Each end of the cone is then closed off by either five or seven
smaller five-fold units or pentamers.
“It is impossible to grow crystals of the entire HIV capsid,”
says Yeager. As a result, his team used a “divide and conquer
Divide and conquer
Working with husband-and-wife team Owen Pornillos and Barbie
Ganser-Pornillos, investigators in his lab, Yeager partitioned the
HIV capsid into smaller components, then determined their respective
Yeager's group started by focusing on the structure of the CA
hexamer. A breakthrough came in a 2007, when the group viewed the CA
hexamers with a powerful electron microscope. Guided by information
from that structure, in 2009 the team managed to trick the CA
hexamers into forming crystals. The researchers were then able to
determine the particles’ structures at 2-Angstrom resolution (one
Angstrom equals one ten-billionth of a meter).
Having cracked the atomic structure of the hexamer, the
investigators turned their attention to the more elusive pentamers.
Structure of the Pentamer
In this latest study, Yeager, Pornillos, and Ganser-Pornillos
used techniques similar to those they had applied to the hexamers to
obtain the crystal structures of the CA pentamers.
The new structure reveals that five CA proteins link hands at one
end, called the N-terminal domain (NTD), to form a circle. The
opposite ends of the CA proteins, called C-terminal domain (CTD),
form a floppy belt around this central core. Then, CTD links to CTD
to connect adjacent pentamers.
The structure reveals flexibility and mobility both between the
central core and belt within each pentamer and at the CTD-CTD
interfaces of adjacent pentamers. The CTD subunits can rotate
relative NTDs. “As a result, each ring can adopt slightly different
angles relative to its adjacent rings,” says Pornillos, first author
of the paper.
The structure of the pentamers is remarkably similar to that of
the hexamers, notes Pornillos, with one important difference.
Because pentamers are smaller than hexamers, the amino acids, the
building blocks of proteins, at the center of the pentamer ring are
closer together than in the hexamer.
Many amino acids have positive or negative charges. When two
amino acids with the same charge are close together they tend to
push each other away. One amino acid in the CA protein, called
arginine, with a positive charge, sits smack in the middle of both
the hexamer and pentamer ring.
Because in the pentamer the arginines are packed much closer
together, they repel one another, making the pentamer a less stable
structure than the hexamer.

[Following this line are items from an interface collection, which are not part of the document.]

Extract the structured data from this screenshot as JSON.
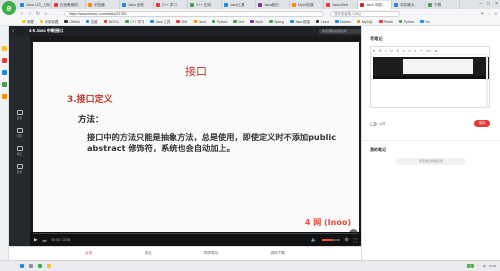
{
  "browser": {
    "tabs": [
      {
        "label": "Java 123_上网...",
        "color": "#1e88e5"
      },
      {
        "label": "在线教育的...",
        "color": "#e53935"
      },
      {
        "label": "浏览器",
        "color": "#fb8c00"
      },
      {
        "label": "Java 全栈",
        "color": "#1e88e5"
      },
      {
        "label": "C++ 学习",
        "color": "#e53935"
      },
      {
        "label": "C++ 在线",
        "color": "#43a047"
      },
      {
        "label": "Java工具",
        "color": "#1e88e5"
      },
      {
        "label": "Java知识",
        "color": "#8e24aa"
      },
      {
        "label": "MyUI知道",
        "color": "#fb8c00"
      },
      {
        "label": "Java Web",
        "color": "#e53935"
      },
      {
        "label": "Java 中国...",
        "color": "#c62828",
        "active": true
      },
      {
        "label": "浏览器大...",
        "color": "#1e88e5"
      },
      {
        "label": "下载",
        "color": "#43a047"
      }
    ],
    "url": "https://www.imooc.com/video/21765",
    "search_placeholder": "搜索或者输入网址",
    "bookmarks": [
      {
        "label": "收藏",
        "color": "#fbc02d"
      },
      {
        "label": "手机收藏",
        "color": "#fbc02d"
      },
      {
        "label": "GitHub",
        "color": "#333333"
      },
      {
        "label": "百度",
        "color": "#1e88e5"
      },
      {
        "label": "MOOC",
        "color": "#e53935"
      },
      {
        "label": "C++ 学习",
        "color": "#43a047"
      },
      {
        "label": "Java 工具",
        "color": "#1e88e5"
      },
      {
        "label": "JDK",
        "color": "#e53935"
      },
      {
        "label": "Java",
        "color": "#fb8c00"
      },
      {
        "label": "Python",
        "color": "#43a047"
      },
      {
        "label": "Vue",
        "color": "#43a047"
      },
      {
        "label": "MyUI",
        "color": "#8e24aa"
      },
      {
        "label": "Spring",
        "color": "#43a047"
      },
      {
        "label": "Java 框架",
        "color": "#1e88e5"
      },
      {
        "label": "Linux",
        "color": "#333333"
      },
      {
        "label": "Docker",
        "color": "#1e88e5"
      },
      {
        "label": "MySQL",
        "color": "#fb8c00"
      },
      {
        "label": "Redis",
        "color": "#e53935"
      },
      {
        "label": "Python",
        "color": "#43a047"
      },
      {
        "label": "Go",
        "color": "#1e88e5"
      }
    ]
  },
  "course": {
    "lesson_title": "4-5 Java 中断接口",
    "search_placeholder": "搜索课程/视频名称"
  },
  "rail": [
    {
      "label": "目录"
    },
    {
      "label": "问答"
    },
    {
      "label": "笔记"
    },
    {
      "label": "评论"
    }
  ],
  "slide": {
    "title": "接口",
    "section": "3.接口定义",
    "subhead": "方法：",
    "body": "接口中的方法只能是抽象方法，总是使用，即使定义时不添加public abstract 修饰符，系统也会自动加上。",
    "logo": "4 网 (Inoo)"
  },
  "player": {
    "time": "00:00 / 13:06",
    "progress": 0.0,
    "volume": 0.6
  },
  "bottom_tabs": [
    "目录",
    "评论",
    "同学笔记",
    "资料下载"
  ],
  "notes": {
    "title": "写笔记",
    "toolbar": [
      "H",
      "B",
      "I",
      "U",
      "S",
      "≡",
      "≡",
      "≡",
      "❝",
      "</>",
      "⧉"
    ],
    "public_label": "公开",
    "save_label": "保存",
    "my_notes_title": "我的笔记",
    "empty_text": "暂无笔记内容记录"
  },
  "taskbar": {
    "lang": "中",
    "time": "11:06",
    "badge": "上"
  }
}
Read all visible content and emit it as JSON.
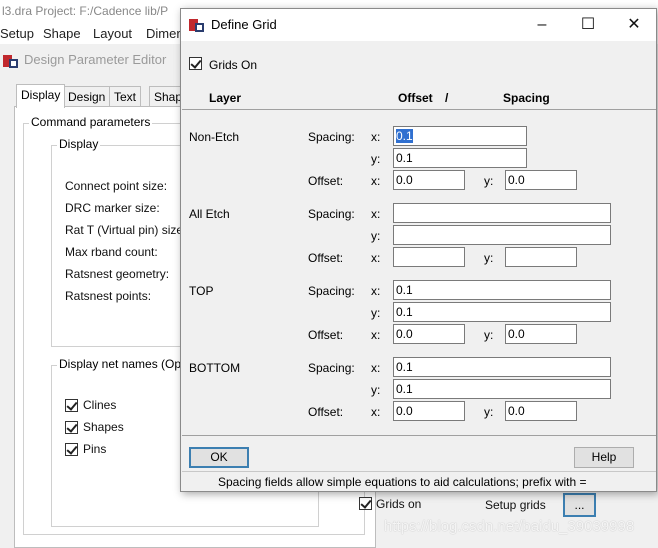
{
  "app": {
    "title": "l3.dra  Project: F:/Cadence lib/P",
    "menu": [
      "Setup",
      "Shape",
      "Layout",
      "Dimer"
    ]
  },
  "editor": {
    "title": "Design Parameter Editor",
    "tabs": [
      "Display",
      "Design",
      "Text",
      "Shap"
    ],
    "command_params_title": "Command parameters",
    "display_group_title": "Display",
    "display_rows": [
      "Connect point size:",
      "DRC marker size:",
      "Rat T (Virtual pin) size:",
      "Max rband count:",
      "Ratsnest geometry:",
      "Ratsnest points:"
    ],
    "net_names_title": "Display net names (Open",
    "net_checks": [
      "Clines",
      "Shapes",
      "Pins"
    ],
    "grids_on_label": "Grids on",
    "setup_grids_label": "Setup grids",
    "setup_grids_button": "..."
  },
  "dialog": {
    "title": "Define Grid",
    "window_buttons": [
      "–",
      "☐",
      "✕"
    ],
    "grids_on_label": "Grids On",
    "grids_on_checked": true,
    "headers": {
      "layer": "Layer",
      "offset": "Offset",
      "slash": "/",
      "spacing": "Spacing"
    },
    "labels": {
      "spacing": "Spacing:",
      "offset": "Offset:",
      "x": "x:",
      "y": "y:"
    },
    "layers": [
      {
        "name": "Non-Etch",
        "spacing_x": "0.1",
        "spacing_y": "0.1",
        "offset_x": "0.0",
        "offset_y": "0.0"
      },
      {
        "name": "All Etch",
        "spacing_x": "",
        "spacing_y": "",
        "offset_x": "",
        "offset_y": ""
      },
      {
        "name": "TOP",
        "spacing_x": "0.1",
        "spacing_y": "0.1",
        "offset_x": "0.0",
        "offset_y": "0.0"
      },
      {
        "name": "BOTTOM",
        "spacing_x": "0.1",
        "spacing_y": "0.1",
        "offset_x": "0.0",
        "offset_y": "0.0"
      }
    ],
    "ok_label": "OK",
    "help_label": "Help",
    "status": "Spacing fields allow simple equations to aid calculations; prefix with ="
  },
  "watermark": "https://blog.csdn.net/baidu_39039998",
  "colors": {
    "accent": "#3c7fb1",
    "selection": "#3070d0",
    "brand_red": "#c0282d"
  }
}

This may explain why there are many more
hexamers in the mature HIV capsid compared to pentamers.
The only place where pentamers are likely to form is at the
capsids’ ends, where the linked CA proteins have to bend
dramatically to close off the capsid—a feat the pentamer is more apt
“Arginine is the critical switch between hexamer and pentamer
formation,” says Yeager. “We can finally explain why the CA protein
would make one or the other.”
An atomic model of the HIV Capsid
Having solved the atomic structures of both CA hexamers and
pentamers, Yeager and colleagues for the first time were able to
build a complete atomic model of the mature HIV capsid.
The researchers now plan to further refine the model using
sophisticated computer programs to determine the stability of the
structure in different regions and to identify possible “weak”
points they can target using newly designed drugs.
They will also begin studying the structure of the immature
capsid to determine how this version of the capsid transitions to
the mature form — a step in the virus lifecycle that has remained
“We don’t have the full story yet, but we have volume one,” says
Owen Pornillos, Barbie K. Ganser-Pornillos, Mark Yeager. Atomic
level modeling of the HIV capsid. Nature, January 20, 2011.